• **AIM OF THE EXERCISE**:
Each record here should be printed again exactly; please leave its pictures out.

[RECORDS TO USE]

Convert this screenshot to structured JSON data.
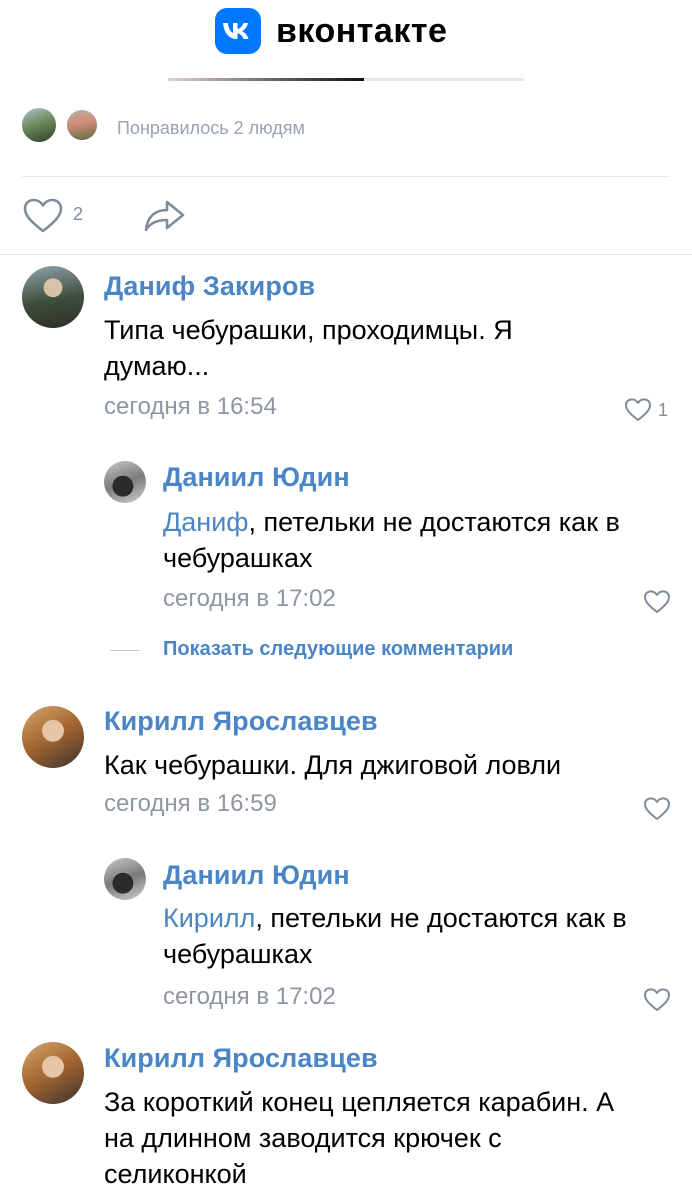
{
  "header": {
    "brand": "вконтакте",
    "logo_icon": "vk-logo-icon",
    "accent_color": "#0077ff",
    "progress": 0.55
  },
  "likes": {
    "text": "Понравилось 2 людям",
    "count": "2"
  },
  "comments": [
    {
      "author": "Даниф Закиров",
      "text": "Типа чебурашки, проходимцы. Я думаю...",
      "time": "сегодня в 16:54",
      "likes": "1"
    },
    {
      "author": "Даниил Юдин",
      "mention": "Даниф",
      "text": ", петельки не достаются как в чебурашках",
      "time": "сегодня в 17:02"
    },
    {
      "author": "Кирилл Ярославцев",
      "text": "Как чебурашки. Для джиговой ловли",
      "time": "сегодня в 16:59"
    },
    {
      "author": "Даниил Юдин",
      "mention": "Кирилл",
      "text": ", петельки не достаются как в чебурашках",
      "time": "сегодня в 17:02"
    },
    {
      "author": "Кирилл Ярославцев",
      "text": "За короткий конец цепляется карабин. А на длинном заводится крючек с селиконкой"
    }
  ],
  "show_more": "Показать следующие комментарии",
  "colors": {
    "link": "#4a86c5",
    "muted": "#8d96a1"
  }
}
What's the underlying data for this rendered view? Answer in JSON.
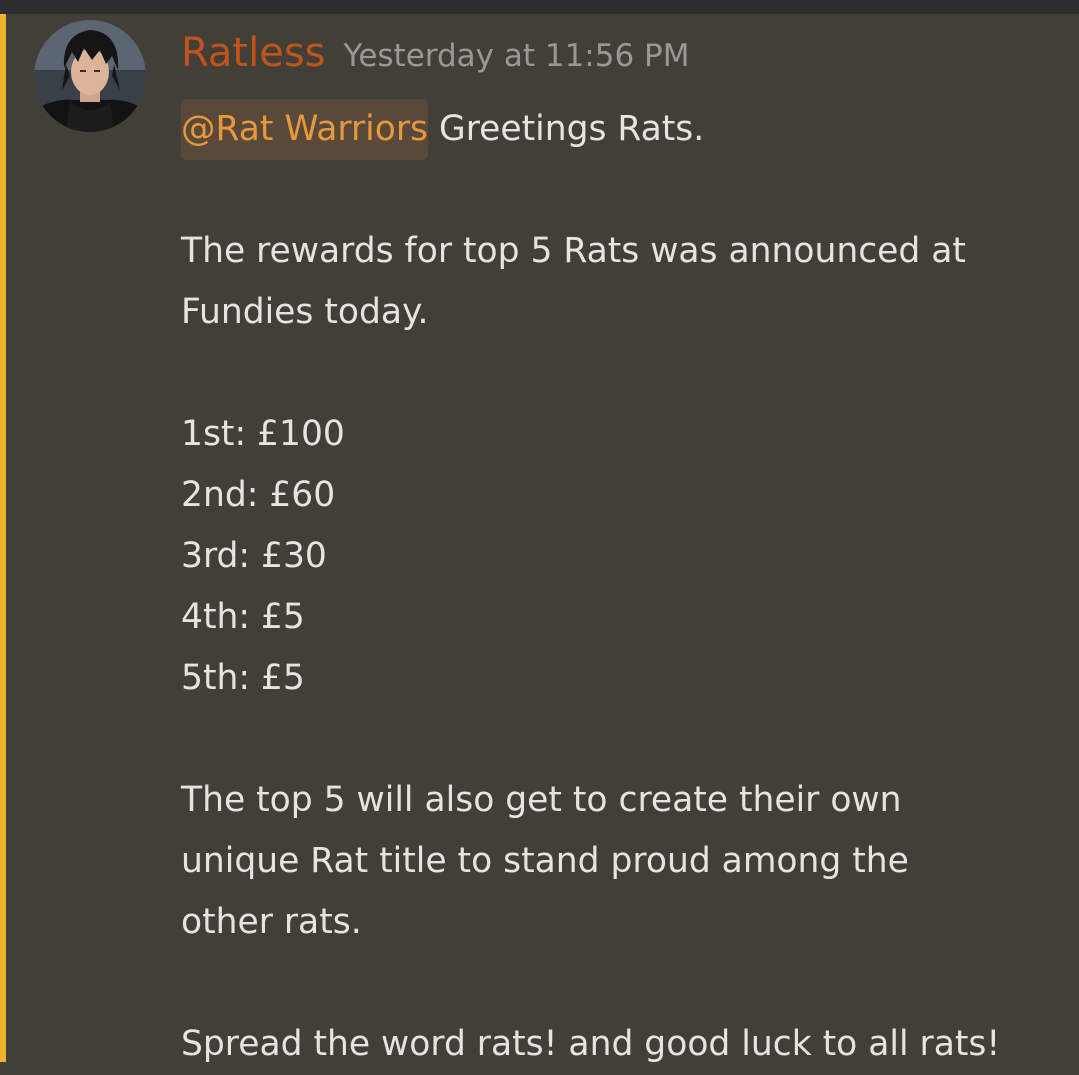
{
  "message": {
    "username": "Ratless",
    "timestamp": "Yesterday at 11:56 PM",
    "mention": "@Rat Warriors",
    "lines": [
      " Greetings Rats.",
      "",
      "The rewards for top 5 Rats was announced at",
      "Fundies today.",
      "",
      "1st: £100",
      "2nd: £60",
      "3rd: £30",
      "4th: £5",
      "5th: £5",
      "",
      "The top 5 will also get to create their own",
      "unique Rat title to stand proud among the",
      "other rats.",
      "",
      "Spread the word rats! and good luck to all rats!"
    ]
  },
  "colors": {
    "background": "#423e38",
    "highlight_bar": "#f0b232",
    "username": "#c0541a",
    "timestamp": "#9a9892",
    "body_text": "#e6e4de",
    "mention_text": "#e8973a",
    "mention_bg": "#58493a"
  },
  "icons": {
    "avatar": "user-avatar-image"
  }
}
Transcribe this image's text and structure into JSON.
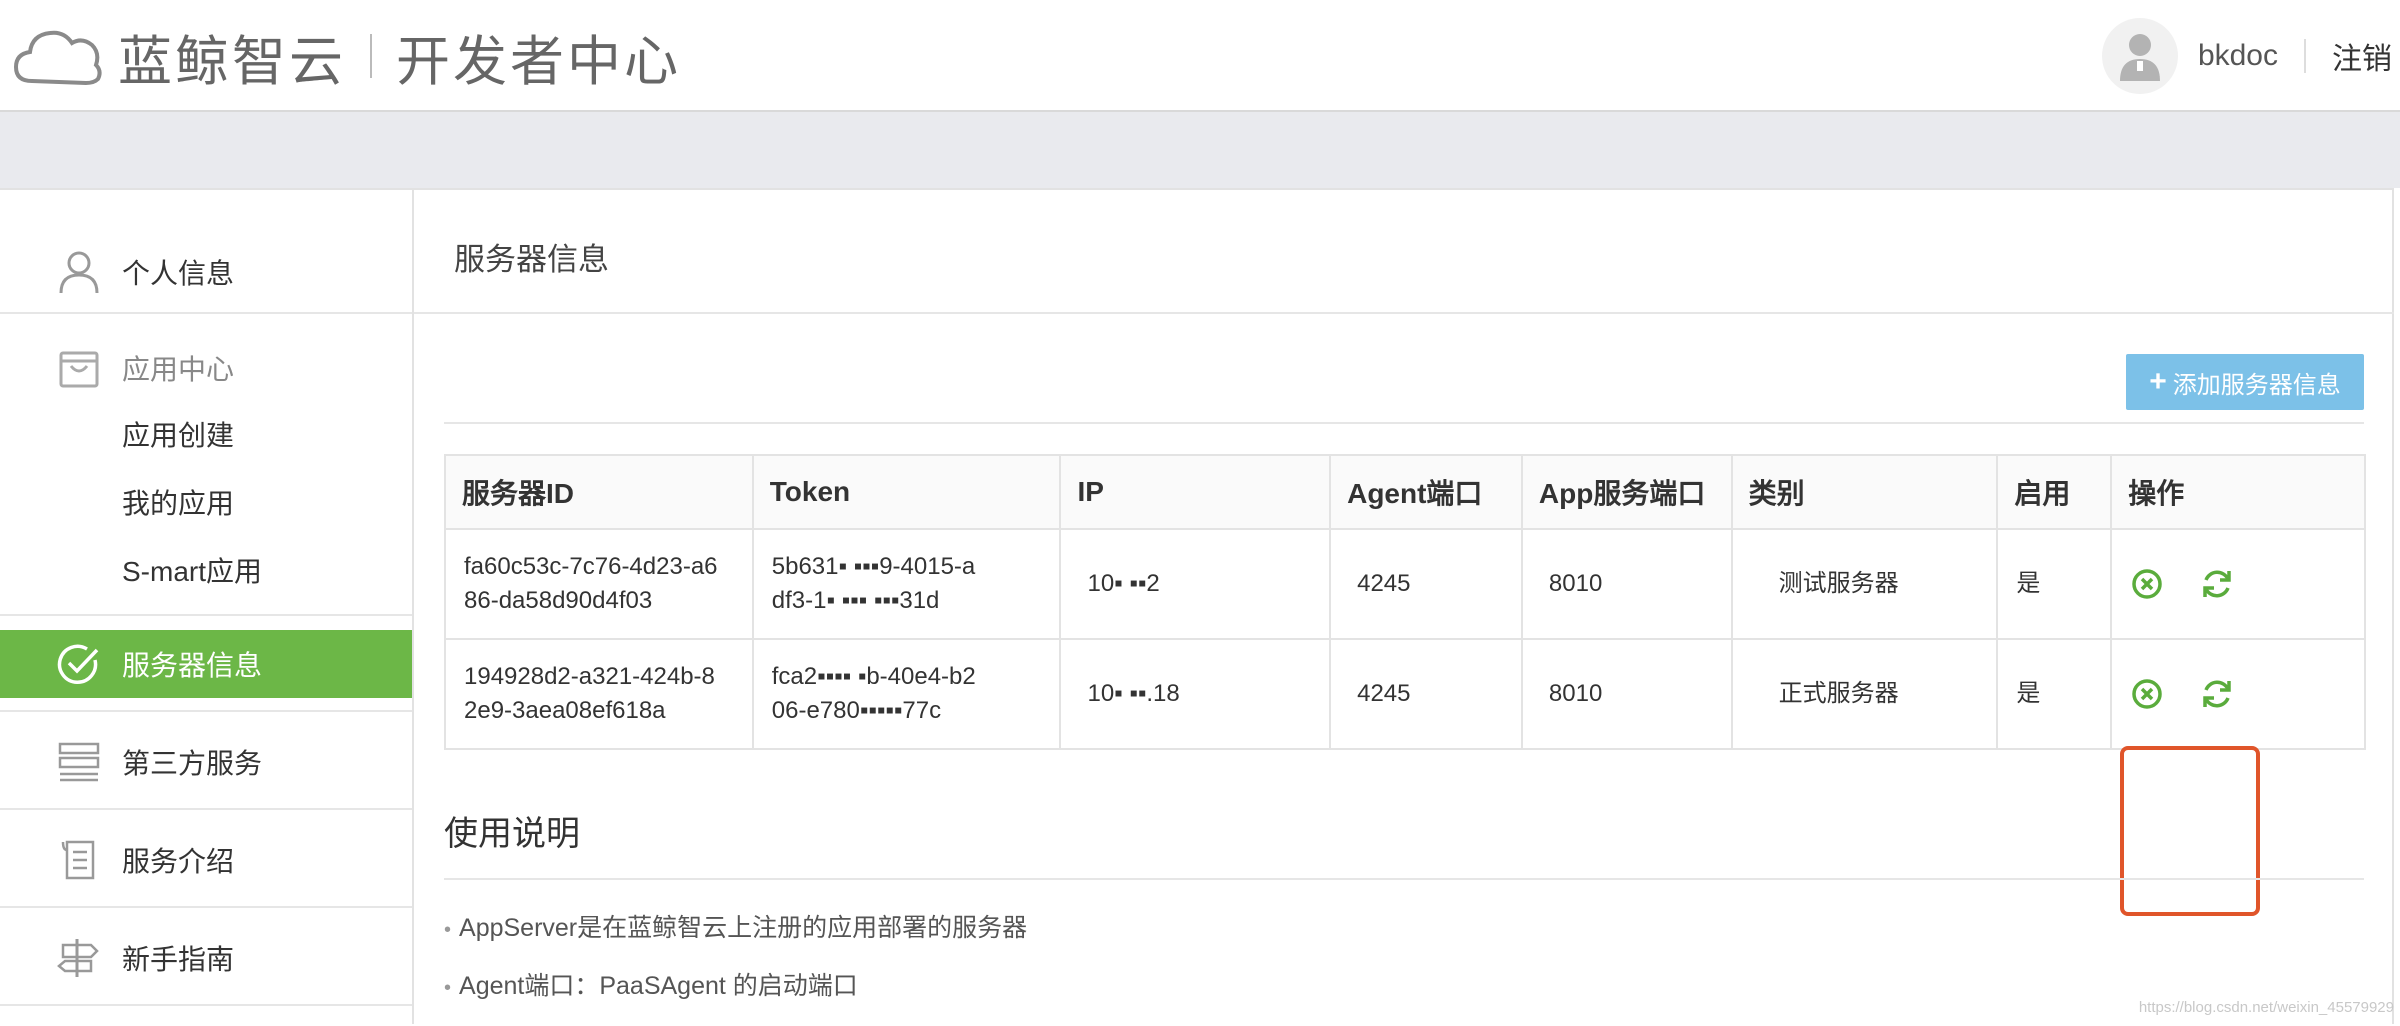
{
  "header": {
    "brand": "蓝鲸智云",
    "subtitle": "开发者中心",
    "username": "bkdoc",
    "logout_label": "注销"
  },
  "sidebar": {
    "items": [
      {
        "label": "个人信息",
        "icon": "user-icon"
      },
      {
        "label": "应用中心",
        "icon": "bag-icon"
      },
      {
        "label": "应用创建"
      },
      {
        "label": "我的应用"
      },
      {
        "label": "S-mart应用"
      },
      {
        "label": "服务器信息",
        "icon": "check-circle-icon",
        "active": true
      },
      {
        "label": "第三方服务",
        "icon": "list-icon"
      },
      {
        "label": "服务介绍",
        "icon": "scroll-icon"
      },
      {
        "label": "新手指南",
        "icon": "signpost-icon"
      }
    ]
  },
  "main": {
    "title": "服务器信息",
    "add_button": "添加服务器信息",
    "table": {
      "headers": [
        "服务器ID",
        "Token",
        "IP",
        "Agent端口",
        "App服务端口",
        "类别",
        "启用",
        "操作"
      ],
      "rows": [
        {
          "id_line1": "fa60c53c-7c76-4d23-a6",
          "id_line2": "86-da58d90d4f03",
          "token_line1": "5b631▪ ▪▪▪9-4015-a",
          "token_line2": "df3-1▪ ▪▪▪ ▪▪▪31d",
          "ip": "10▪ ▪▪2",
          "agent_port": "4245",
          "app_port": "8010",
          "category": "测试服务器",
          "enabled": "是"
        },
        {
          "id_line1": "194928d2-a321-424b-8",
          "id_line2": "2e9-3aea08ef618a",
          "token_line1": "fca2▪▪▪▪ ▪b-40e4-b2",
          "token_line2": "06-e780▪▪▪▪▪77c",
          "ip": "10▪ ▪▪.18",
          "agent_port": "4245",
          "app_port": "8010",
          "category": "正式服务器",
          "enabled": "是"
        }
      ]
    },
    "usage": {
      "title": "使用说明",
      "items": [
        "AppServer是在蓝鲸智云上注册的应用部署的服务器",
        "Agent端口：PaaSAgent 的启动端口"
      ]
    }
  },
  "watermark": "https://blog.csdn.net/weixin_45579929",
  "colors": {
    "active_nav": "#6cb747",
    "add_button": "#7cc1e8",
    "op_icon": "#5aac3c",
    "highlight": "#e0552a"
  }
}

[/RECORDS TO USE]

• **ANSWER FOR THIS EXERCISE**:
Convert this screenshot to structured JSON data.
{
  "header": {
    "brand": "вконтакте",
    "logo_icon": "vk-logo-icon",
    "accent_color": "#0077ff",
    "progress": 0.55
  },
  "likes": {
    "text": "Понравилось 2 людям",
    "count": "2"
  },
  "comments": [
    {
      "author": "Даниф Закиров",
      "text": "Типа чебурашки, проходимцы. Я думаю...",
      "time": "сегодня в 16:54",
      "likes": "1"
    },
    {
      "author": "Даниил Юдин",
      "mention": "Даниф",
      "text": ", петельки не достаются как в чебурашках",
      "time": "сегодня в 17:02"
    },
    {
      "author": "Кирилл Ярославцев",
      "text": "Как чебурашки. Для джиговой ловли",
      "time": "сегодня в 16:59"
    },
    {
      "author": "Даниил Юдин",
      "mention": "Кирилл",
      "text": ", петельки не достаются как в чебурашках",
      "time": "сегодня в 17:02"
    },
    {
      "author": "Кирилл Ярославцев",
      "text": "За короткий конец цепляется карабин. А на длинном заводится крючек с селиконкой"
    }
  ],
  "show_more": "Показать следующие комментарии",
  "colors": {
    "link": "#4a86c5",
    "muted": "#8d96a1"
  }
}
What's the underlying data for this rendered view? Answer in JSON.
{
  "message": {
    "username": "Ratless",
    "timestamp": "Yesterday at 11:56 PM",
    "mention": "@Rat Warriors",
    "lines": [
      " Greetings Rats.",
      "",
      "The rewards for top 5 Rats was announced at",
      "Fundies today.",
      "",
      "1st: £100",
      "2nd: £60",
      "3rd: £30",
      "4th: £5",
      "5th: £5",
      "",
      "The top 5 will also get to create their own",
      "unique Rat title to stand proud among the",
      "other rats.",
      "",
      "Spread the word rats! and good luck to all rats!"
    ]
  },
  "colors": {
    "background": "#423e38",
    "highlight_bar": "#f0b232",
    "username": "#c0541a",
    "timestamp": "#9a9892",
    "body_text": "#e6e4de",
    "mention_text": "#e8973a",
    "mention_bg": "#58493a"
  },
  "icons": {
    "avatar": "user-avatar-image"
  }
}
Transcribe this image's text and structure into JSON.
{
  "header": {
    "brand": "蓝鲸智云",
    "subtitle": "开发者中心",
    "username": "bkdoc",
    "logout_label": "注销"
  },
  "sidebar": {
    "items": [
      {
        "label": "个人信息",
        "icon": "user-icon"
      },
      {
        "label": "应用中心",
        "icon": "bag-icon"
      },
      {
        "label": "应用创建"
      },
      {
        "label": "我的应用"
      },
      {
        "label": "S-mart应用"
      },
      {
        "label": "服务器信息",
        "icon": "check-circle-icon",
        "active": true
      },
      {
        "label": "第三方服务",
        "icon": "list-icon"
      },
      {
        "label": "服务介绍",
        "icon": "scroll-icon"
      },
      {
        "label": "新手指南",
        "icon": "signpost-icon"
      }
    ]
  },
  "main": {
    "title": "服务器信息",
    "add_button": "添加服务器信息",
    "table": {
      "headers": [
        "服务器ID",
        "Token",
        "IP",
        "Agent端口",
        "App服务端口",
        "类别",
        "启用",
        "操作"
      ],
      "rows": [
        {
          "id_line1": "fa60c53c-7c76-4d23-a6",
          "id_line2": "86-da58d90d4f03",
          "token_line1": "5b631▪ ▪▪▪9-4015-a",
          "token_line2": "df3-1▪ ▪▪▪ ▪▪▪31d",
          "ip": "10▪ ▪▪2",
          "agent_port": "4245",
          "app_port": "8010",
          "category": "测试服务器",
          "enabled": "是"
        },
        {
          "id_line1": "194928d2-a321-424b-8",
          "id_line2": "2e9-3aea08ef618a",
          "token_line1": "fca2▪▪▪▪ ▪b-40e4-b2",
          "token_line2": "06-e780▪▪▪▪▪77c",
          "ip": "10▪ ▪▪.18",
          "agent_port": "4245",
          "app_port": "8010",
          "category": "正式服务器",
          "enabled": "是"
        }
      ]
    },
    "usage": {
      "title": "使用说明",
      "items": [
        "AppServer是在蓝鲸智云上注册的应用部署的服务器",
        "Agent端口：PaaSAgent 的启动端口"
      ]
    }
  },
  "watermark": "https://blog.csdn.net/weixin_45579929",
  "colors": {
    "active_nav": "#6cb747",
    "add_button": "#7cc1e8",
    "op_icon": "#5aac3c",
    "highlight": "#e0552a"
  }
}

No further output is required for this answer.